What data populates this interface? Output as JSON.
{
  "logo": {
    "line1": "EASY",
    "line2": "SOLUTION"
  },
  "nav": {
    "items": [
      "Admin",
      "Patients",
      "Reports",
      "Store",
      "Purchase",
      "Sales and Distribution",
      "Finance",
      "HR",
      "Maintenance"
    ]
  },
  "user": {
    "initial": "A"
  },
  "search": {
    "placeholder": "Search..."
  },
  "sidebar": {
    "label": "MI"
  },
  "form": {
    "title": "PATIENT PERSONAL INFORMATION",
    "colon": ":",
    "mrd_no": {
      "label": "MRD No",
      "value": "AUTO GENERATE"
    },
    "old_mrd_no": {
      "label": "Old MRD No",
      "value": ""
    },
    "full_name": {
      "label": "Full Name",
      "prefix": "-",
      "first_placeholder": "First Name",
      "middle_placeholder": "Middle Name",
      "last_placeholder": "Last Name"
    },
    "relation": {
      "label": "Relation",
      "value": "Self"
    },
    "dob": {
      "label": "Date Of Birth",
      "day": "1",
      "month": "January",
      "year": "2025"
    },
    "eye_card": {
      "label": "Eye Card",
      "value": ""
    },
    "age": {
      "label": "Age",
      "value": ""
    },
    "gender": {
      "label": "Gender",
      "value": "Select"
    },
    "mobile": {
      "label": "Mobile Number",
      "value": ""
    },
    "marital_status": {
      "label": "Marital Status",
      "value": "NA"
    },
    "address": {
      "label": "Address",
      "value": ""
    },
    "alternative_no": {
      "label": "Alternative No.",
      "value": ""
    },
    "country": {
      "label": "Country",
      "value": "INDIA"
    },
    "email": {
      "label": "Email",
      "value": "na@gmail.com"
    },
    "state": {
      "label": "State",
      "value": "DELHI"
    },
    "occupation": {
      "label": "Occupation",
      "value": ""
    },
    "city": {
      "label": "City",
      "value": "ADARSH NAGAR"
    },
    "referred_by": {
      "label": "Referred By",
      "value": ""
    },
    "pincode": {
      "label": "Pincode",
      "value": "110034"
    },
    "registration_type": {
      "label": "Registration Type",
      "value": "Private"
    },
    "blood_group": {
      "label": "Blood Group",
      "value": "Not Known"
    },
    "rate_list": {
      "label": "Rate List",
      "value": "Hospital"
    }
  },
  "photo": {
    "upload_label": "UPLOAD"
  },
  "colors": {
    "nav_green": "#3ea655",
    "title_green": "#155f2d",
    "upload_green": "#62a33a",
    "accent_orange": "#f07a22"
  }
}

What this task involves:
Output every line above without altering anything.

Written solution:
What data populates this interface? Output as JSON.
{
  "logo": {
    "line1": "EASY",
    "line2": "SOLUTION"
  },
  "nav": {
    "items": [
      "Admin",
      "Patients",
      "Reports",
      "Store",
      "Purchase",
      "Sales and Distribution",
      "Finance",
      "HR",
      "Maintenance"
    ]
  },
  "user": {
    "initial": "A"
  },
  "search": {
    "placeholder": "Search..."
  },
  "sidebar": {
    "label": "MI"
  },
  "form": {
    "title": "PATIENT PERSONAL INFORMATION",
    "colon": ":",
    "mrd_no": {
      "label": "MRD No",
      "value": "AUTO GENERATE"
    },
    "old_mrd_no": {
      "label": "Old MRD No",
      "value": ""
    },
    "full_name": {
      "label": "Full Name",
      "prefix": "-",
      "first_placeholder": "First Name",
      "middle_placeholder": "Middle Name",
      "last_placeholder": "Last Name"
    },
    "relation": {
      "label": "Relation",
      "value": "Self"
    },
    "dob": {
      "label": "Date Of Birth",
      "day": "1",
      "month": "January",
      "year": "2025"
    },
    "eye_card": {
      "label": "Eye Card",
      "value": ""
    },
    "age": {
      "label": "Age",
      "value": ""
    },
    "gender": {
      "label": "Gender",
      "value": "Select"
    },
    "mobile": {
      "label": "Mobile Number",
      "value": ""
    },
    "marital_status": {
      "label": "Marital Status",
      "value": "NA"
    },
    "address": {
      "label": "Address",
      "value": ""
    },
    "alternative_no": {
      "label": "Alternative No.",
      "value": ""
    },
    "country": {
      "label": "Country",
      "value": "INDIA"
    },
    "email": {
      "label": "Email",
      "value": "na@gmail.com"
    },
    "state": {
      "label": "State",
      "value": "DELHI"
    },
    "occupation": {
      "label": "Occupation",
      "value": ""
    },
    "city": {
      "label": "City",
      "value": "ADARSH NAGAR"
    },
    "referred_by": {
      "label": "Referred By",
      "value": ""
    },
    "pincode": {
      "label": "Pincode",
      "value": "110034"
    },
    "registration_type": {
      "label": "Registration Type",
      "value": "Private"
    },
    "blood_group": {
      "label": "Blood Group",
      "value": "Not Known"
    },
    "rate_list": {
      "label": "Rate List",
      "value": "Hospital"
    }
  },
  "photo": {
    "upload_label": "UPLOAD"
  },
  "colors": {
    "nav_green": "#3ea655",
    "title_green": "#155f2d",
    "upload_green": "#62a33a",
    "accent_orange": "#f07a22"
  }
}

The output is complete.